Most people do not realize the tremendous amount of pressure that is put on their feet during exercise. During running, the 26 bones, 33 joints,112 ligaments, and network of nerves and tendons that make up the foot all work together. Improper foot care during exercise can cause ailments from athlete’s foot to blisters, from corns to heel pain. Your podiatrist is here to help you stay active and keep running without damaging your feet.
Check Your Shoes
One of the most important things you can do for your feet while exercising is wear proper shoes, especially if there is running involved. Good shoes need to provide cushioning for shock absorption because of the force you are putting on your legs, ankles and feet when you run. It's important to select a pair of shoes designed for the shape of your foot and its natural structure and inclination.
Shop for shoes at the end of the day, when your feet are slightly swollen to ensure a good fit. It also helps to wear the type of socks you will wear when running when you try on new shoes. If you use an orthotic, bring that as well. Look for lightweight, breathable shoes to ensure comfort, and consider buying two pairs and rotating them to extend the life of each pair. Running shoes should be replaced about every 400 miles.
Other Guidelines for Foot Care

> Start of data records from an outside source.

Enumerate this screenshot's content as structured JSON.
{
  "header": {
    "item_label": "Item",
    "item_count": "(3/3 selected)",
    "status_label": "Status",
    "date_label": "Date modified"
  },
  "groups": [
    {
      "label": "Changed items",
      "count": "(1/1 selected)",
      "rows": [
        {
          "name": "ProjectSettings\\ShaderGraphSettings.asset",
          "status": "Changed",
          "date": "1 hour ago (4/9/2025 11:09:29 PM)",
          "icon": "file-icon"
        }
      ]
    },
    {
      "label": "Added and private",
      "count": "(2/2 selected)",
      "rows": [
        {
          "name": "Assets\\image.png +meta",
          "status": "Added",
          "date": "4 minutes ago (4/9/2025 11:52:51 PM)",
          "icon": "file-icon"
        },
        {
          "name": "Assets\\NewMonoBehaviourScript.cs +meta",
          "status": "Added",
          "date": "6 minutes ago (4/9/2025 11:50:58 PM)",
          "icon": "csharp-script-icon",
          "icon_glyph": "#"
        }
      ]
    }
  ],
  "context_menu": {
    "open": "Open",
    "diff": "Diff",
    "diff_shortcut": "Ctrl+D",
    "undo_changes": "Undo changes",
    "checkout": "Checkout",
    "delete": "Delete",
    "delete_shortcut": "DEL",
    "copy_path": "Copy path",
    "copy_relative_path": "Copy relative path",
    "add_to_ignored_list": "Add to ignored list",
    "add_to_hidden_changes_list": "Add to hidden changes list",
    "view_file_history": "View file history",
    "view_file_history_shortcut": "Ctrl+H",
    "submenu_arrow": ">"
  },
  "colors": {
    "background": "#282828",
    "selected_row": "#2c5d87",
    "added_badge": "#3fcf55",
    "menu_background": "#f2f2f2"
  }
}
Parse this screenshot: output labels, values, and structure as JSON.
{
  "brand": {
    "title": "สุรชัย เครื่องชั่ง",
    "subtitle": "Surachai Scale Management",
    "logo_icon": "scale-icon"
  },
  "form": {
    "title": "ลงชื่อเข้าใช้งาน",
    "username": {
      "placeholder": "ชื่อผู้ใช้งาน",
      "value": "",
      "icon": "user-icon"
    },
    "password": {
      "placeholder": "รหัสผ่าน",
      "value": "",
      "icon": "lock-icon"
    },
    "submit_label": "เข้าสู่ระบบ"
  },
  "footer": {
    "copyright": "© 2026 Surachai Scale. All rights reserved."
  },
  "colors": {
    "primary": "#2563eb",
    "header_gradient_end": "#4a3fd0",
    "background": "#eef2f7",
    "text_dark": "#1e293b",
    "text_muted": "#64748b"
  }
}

Aside from having the right shoes for exercise, there are also other measures you can take to preserve the health of your feet.
- Wash your feet every day and make sure they are dried thoroughly.
- Good quality, well-fitting socks is also important for foot care.
- The more weight that is put on your feet, the more strain there is.
- Being in shape and being at a healthy weight will help take some of the stress off of your feet.
- Avoid walking barefoot.
- Do not ignore any foot pain.
Contact your podiatrist as soon as you feel any pain in your feet. The earlier an ailment is diagnosed, the easier it is to heal.
An average day of walking results in a cumulative force equal to several hundred tons inflicted on your feet. Because of this, your feet are subject to injury more than any other part of your body. So you can see how important it is to protect your them, and the best way to do this is to wear proper footwear. Your podiatrist is available to offer options for the best shoes for your feet.
Quick Shoe Tips
- Have your feet measured while you’re standing
- Always try on both shoes and walk around the store
- Always buy for the larger foot; feet are seldom exactly the same size
- Don’t buy shoes that need a “break-in” period. Shoes should be comfortable immediately
- Shop for shoes later in the day
- Select a shoe with leather upper, stiff heel counter, appropriate cushioning and flexibility at the ball of the foot.
- Don’t rely on the size of your last pair of shoes because your feet do tend to get larger